OSTI ID:
7253886
Country of Origin:
United Kingdom
Language:
English
Other Identifying Numbers:
Journal ID: CODEN: CHAGA
Submitting Site:
TIC
Size:
Pages: 63-64
Announcement Date:

Journal Article:

Citation Formats

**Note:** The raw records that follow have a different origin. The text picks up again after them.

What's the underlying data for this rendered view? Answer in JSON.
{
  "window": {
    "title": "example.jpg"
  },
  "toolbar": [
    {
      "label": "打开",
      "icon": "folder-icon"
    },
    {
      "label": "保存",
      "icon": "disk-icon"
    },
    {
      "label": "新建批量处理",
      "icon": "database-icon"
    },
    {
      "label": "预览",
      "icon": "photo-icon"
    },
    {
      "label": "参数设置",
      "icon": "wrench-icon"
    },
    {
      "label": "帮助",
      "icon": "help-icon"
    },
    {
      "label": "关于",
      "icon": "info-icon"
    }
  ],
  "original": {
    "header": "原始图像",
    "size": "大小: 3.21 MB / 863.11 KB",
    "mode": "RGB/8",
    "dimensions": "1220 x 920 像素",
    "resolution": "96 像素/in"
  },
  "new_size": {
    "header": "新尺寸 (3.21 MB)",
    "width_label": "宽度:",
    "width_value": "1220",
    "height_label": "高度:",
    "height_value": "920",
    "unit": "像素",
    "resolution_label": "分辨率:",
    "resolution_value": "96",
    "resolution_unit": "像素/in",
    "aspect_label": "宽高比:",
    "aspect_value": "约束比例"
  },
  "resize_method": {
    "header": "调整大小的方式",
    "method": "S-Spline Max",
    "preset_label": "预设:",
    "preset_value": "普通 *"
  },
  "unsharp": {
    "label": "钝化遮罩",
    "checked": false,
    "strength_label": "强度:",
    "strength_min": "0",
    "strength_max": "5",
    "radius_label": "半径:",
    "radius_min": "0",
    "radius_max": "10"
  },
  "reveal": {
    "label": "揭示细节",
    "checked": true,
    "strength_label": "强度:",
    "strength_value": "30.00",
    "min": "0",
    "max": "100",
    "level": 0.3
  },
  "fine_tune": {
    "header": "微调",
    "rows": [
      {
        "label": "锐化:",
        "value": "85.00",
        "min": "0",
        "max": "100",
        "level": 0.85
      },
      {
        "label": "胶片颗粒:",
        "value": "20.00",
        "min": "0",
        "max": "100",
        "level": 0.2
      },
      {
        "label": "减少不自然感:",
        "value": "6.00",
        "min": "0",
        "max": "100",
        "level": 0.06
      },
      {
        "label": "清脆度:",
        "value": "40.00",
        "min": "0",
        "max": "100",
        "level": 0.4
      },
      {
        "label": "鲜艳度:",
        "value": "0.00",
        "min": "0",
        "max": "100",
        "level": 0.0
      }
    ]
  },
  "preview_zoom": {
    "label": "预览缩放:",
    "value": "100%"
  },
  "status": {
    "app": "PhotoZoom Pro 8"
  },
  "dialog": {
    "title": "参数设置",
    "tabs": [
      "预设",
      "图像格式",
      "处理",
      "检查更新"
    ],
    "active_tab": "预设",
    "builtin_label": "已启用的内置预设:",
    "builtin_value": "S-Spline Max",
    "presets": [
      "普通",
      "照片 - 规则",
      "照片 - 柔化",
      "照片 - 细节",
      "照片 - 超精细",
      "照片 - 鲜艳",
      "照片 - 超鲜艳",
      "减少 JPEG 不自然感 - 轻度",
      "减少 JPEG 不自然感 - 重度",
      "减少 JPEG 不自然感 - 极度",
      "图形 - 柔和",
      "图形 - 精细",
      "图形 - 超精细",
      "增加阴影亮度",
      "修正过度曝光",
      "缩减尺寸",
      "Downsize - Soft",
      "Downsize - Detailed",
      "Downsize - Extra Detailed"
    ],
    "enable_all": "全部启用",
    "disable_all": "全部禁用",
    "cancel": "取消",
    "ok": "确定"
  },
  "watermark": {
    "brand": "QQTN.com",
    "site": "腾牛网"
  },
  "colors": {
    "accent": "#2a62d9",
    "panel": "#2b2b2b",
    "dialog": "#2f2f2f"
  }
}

Linker, S. Relation of peat to oil shale. United Kingdom: N. p., 1924. Web.
Linker, S. Relation of peat to oil shale. United Kingdom.
Linker, S. 1924. "Relation of peat to oil shale." United Kingdom.
@misc{etde_7253886,
title = {Relation of peat to oil shale}
author = {Linker, S}
abstractNote = {Samples of oil shale from the Green River formation and from Elko (Nev.), Brazil, Austria, and South Africa were examined, and several varieties of shale were found. Green River oil shale represents three of the more common types plus one less common type. These were: contorted shale with a velvety appearance, thin paper shale resembling the curled-up leaves of a book, massive black shale resembling a piece of rubber, and a less common type, which showed the bedding planes very clearly. The Elko (Nev.) shale was a light buff color; the shale from Brazil resembled a piece of petrified peat. When the shales were cut very thin, their colors ranged from yellow to reddish-brown. The composition, as seen under the microscope, was of well-preserved plant material such as spores, pollen grains, fragments of cell tissues, algae, fungi, bacteria, macerated organic residue, small pieces of resin, animal fossils, and translucent bodies. Oil shale was produced from organic material that accumulated in peat bogs, marshes, or swamps in fresh or salt waters. The organic matter was decomposed by bacterial action. Certain parts of the plants decayed more readily than others. Before lithification occurred, a chemical action took place that changed the softer tissues of the plant debris into a gel. This collodial matter penetrated and surrounded the more resistant fragments and preserved them from further decay. Certain bog waters contain a high percentage of humic acids in solution or collodial suspension and produce insoluble humates when neutralized. These humates are probably the so-called kerogen bodies.}
journal = {Chem. Age (London); (United Kingdom)}
volume = {32}
journal type = {AC}
place = {United Kingdom}
year = {1924}
month = {Jan}
}